It should be noted that Brady refused to give up his phone for evaluation, as did kicker Stephen Gostkowski.
This section seems extremely disingenuous as Wells leaves out the part of the discussion where Brady reassures Jastremski that the equipment manager "did nothing wrong." It paints Brady in the light of someone who is concerned about leaking information, instead of expressing concern for a person's well being.
Keep in mind that throughout this report, the only implication of Brady's knowledge or guilt is that the communication between Jastremski and McNally involves Brady signing autographs, expressing his appreciation for their work, and understanding that they were "under a lot of stress." That's really it.

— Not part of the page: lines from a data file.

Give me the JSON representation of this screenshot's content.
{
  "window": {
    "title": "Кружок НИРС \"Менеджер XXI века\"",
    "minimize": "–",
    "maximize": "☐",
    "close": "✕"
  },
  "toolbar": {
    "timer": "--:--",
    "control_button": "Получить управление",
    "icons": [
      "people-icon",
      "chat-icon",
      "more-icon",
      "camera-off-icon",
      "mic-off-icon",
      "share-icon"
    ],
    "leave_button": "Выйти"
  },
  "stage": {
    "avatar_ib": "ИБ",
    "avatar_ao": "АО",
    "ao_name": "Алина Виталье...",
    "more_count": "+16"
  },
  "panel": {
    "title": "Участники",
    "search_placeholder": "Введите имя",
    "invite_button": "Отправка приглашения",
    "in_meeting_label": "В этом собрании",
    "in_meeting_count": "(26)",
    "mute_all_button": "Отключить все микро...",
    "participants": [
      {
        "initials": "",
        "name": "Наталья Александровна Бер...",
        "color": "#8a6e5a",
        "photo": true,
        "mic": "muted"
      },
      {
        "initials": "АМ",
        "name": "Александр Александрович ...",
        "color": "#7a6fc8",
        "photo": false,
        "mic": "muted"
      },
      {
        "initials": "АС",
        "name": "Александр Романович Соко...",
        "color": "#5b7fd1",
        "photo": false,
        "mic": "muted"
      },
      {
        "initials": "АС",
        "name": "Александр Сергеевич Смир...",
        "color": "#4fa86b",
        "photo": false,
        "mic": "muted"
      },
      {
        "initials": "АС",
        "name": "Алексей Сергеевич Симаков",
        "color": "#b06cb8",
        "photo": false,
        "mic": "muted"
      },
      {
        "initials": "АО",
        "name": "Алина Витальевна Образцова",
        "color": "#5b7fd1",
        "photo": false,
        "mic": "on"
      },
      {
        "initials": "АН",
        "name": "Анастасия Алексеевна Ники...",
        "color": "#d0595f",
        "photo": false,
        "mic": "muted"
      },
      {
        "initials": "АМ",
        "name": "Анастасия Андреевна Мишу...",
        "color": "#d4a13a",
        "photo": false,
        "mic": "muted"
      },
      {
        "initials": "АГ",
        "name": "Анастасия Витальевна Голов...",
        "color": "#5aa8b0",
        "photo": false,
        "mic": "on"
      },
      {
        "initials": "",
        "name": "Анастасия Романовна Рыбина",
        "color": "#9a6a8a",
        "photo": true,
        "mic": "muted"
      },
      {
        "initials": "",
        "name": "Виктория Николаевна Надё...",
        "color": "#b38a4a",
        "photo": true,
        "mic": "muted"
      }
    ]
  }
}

The main reason why it seems reasonable to believe that Patriots personnel were responsible for deflating footballs is the discussion between Jastremski and McNally, where McNally calls himself the deflator. That, along with the half time measurements, is reasonable cause for concern.
However, there is zero proof that Brady directed the deflation. Brady's concern with football inflation surrounded an instance where the footballs were overinflated to 16 PSI back in October, and you can be certain that he would be upset and increase focus on football preparation after that point. But there's nothing to imply that Brady requested the footballs to fall below the 12.5 PSI limit. Any conclusion that implicates Brady seems to be a complete extrapolation with no founding beyond the notion that a staffer wouldn't amend the football without his instruction.
Ultimately, the report found what it wanted to find. It does not look good for Jastremski and McNally. The report actively crafted a narrative that would implicate Brady without real substance. All other Patriots are clear.
This report is exactly what everyone should have been expecting.